      return _URC_NO_REASON;

  /* Unwinding through _alloca, propagating from a trap triggered by
     one of it's probes prior to the real SP adjustment. The only
     operations of interest performed is "pushl %ecx", followed by
     ecx clobbering.  */
  else if (SIG_ALLOCA) 
      /* Only one push between entry in _alloca and the probe trap.  */ 
      long new_cfa_ = (long) ctx_cfa_ + 4;

      fs->regs.cfa_how = CFA_REG_OFFSET;
      fs->regs.cfa_reg = __builtin_dwarf_sp_column();
      fs->regs.cfa_offset = new_cfa_ - (long) ctx_cfa_;

      /* The saved value of %ecx is at CFA - 4 */
      fs->regs.reg[1].how = REG_SAVED_OFFSET;
      fs->regs.reg[1].loc.offset = -4;

      /* and what is stored at the CFA is the return address.  */
      fs->retaddr_column = 8;
      fs->regs.reg[8].how = REG_SAVED_OFFSET;
      fs->regs.reg[8].loc.offset = 0;
      fs->signal_frame = 1;

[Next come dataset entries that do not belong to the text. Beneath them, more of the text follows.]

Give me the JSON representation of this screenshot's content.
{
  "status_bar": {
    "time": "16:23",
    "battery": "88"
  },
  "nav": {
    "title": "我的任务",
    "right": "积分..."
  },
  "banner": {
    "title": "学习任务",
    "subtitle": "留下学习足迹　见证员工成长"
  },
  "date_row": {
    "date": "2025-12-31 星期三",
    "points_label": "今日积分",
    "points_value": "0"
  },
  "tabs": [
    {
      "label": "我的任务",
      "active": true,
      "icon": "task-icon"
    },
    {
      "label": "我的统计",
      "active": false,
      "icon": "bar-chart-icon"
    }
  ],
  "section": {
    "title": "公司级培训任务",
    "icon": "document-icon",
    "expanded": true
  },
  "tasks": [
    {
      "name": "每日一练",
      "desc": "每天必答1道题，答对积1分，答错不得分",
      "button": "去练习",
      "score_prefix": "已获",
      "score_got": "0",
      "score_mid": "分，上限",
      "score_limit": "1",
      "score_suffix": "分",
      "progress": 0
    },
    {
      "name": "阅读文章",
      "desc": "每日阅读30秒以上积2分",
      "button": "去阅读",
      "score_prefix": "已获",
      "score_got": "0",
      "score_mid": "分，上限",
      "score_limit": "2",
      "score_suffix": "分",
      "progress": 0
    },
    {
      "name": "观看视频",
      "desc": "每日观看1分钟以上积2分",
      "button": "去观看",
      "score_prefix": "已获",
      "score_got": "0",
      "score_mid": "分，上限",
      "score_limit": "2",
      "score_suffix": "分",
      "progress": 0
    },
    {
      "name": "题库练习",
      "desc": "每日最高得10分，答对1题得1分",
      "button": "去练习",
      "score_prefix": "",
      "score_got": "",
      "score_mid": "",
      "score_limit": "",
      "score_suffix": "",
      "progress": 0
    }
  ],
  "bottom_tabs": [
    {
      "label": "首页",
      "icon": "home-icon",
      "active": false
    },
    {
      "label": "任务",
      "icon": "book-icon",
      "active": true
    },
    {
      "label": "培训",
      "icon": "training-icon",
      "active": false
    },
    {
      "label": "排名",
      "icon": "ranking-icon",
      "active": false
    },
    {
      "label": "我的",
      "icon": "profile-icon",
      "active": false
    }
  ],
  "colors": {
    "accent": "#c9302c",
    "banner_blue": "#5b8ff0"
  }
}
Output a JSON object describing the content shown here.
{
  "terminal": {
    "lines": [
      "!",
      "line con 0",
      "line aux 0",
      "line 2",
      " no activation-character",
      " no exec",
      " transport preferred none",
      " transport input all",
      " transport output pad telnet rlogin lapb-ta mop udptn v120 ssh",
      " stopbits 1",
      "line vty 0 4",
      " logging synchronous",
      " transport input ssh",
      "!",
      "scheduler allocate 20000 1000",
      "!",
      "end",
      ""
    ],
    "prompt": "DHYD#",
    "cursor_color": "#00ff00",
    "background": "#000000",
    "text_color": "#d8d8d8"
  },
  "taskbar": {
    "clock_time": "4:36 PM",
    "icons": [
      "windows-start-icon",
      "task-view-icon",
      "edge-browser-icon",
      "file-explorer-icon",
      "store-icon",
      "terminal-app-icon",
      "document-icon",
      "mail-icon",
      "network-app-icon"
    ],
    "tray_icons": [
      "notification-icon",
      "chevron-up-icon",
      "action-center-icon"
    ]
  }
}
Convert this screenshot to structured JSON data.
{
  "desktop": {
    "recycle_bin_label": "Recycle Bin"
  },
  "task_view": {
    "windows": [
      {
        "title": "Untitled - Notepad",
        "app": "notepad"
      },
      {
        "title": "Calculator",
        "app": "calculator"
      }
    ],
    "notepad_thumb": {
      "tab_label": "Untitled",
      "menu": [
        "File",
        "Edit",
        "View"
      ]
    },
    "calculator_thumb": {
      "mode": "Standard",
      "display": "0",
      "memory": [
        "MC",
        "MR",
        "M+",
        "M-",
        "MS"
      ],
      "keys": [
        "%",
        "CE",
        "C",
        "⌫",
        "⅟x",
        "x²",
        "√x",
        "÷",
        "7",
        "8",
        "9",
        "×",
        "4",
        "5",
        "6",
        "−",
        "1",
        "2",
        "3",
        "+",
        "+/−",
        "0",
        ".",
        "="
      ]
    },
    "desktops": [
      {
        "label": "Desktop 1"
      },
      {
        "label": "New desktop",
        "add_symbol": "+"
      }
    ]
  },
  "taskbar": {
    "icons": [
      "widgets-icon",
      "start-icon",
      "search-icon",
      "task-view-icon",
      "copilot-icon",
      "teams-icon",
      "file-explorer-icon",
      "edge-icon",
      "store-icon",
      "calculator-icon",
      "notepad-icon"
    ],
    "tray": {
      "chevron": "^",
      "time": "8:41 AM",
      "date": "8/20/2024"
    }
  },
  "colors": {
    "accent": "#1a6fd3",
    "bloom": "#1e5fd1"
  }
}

      return _URC_NO_REASON;
    return _URC_END_OF_STACK;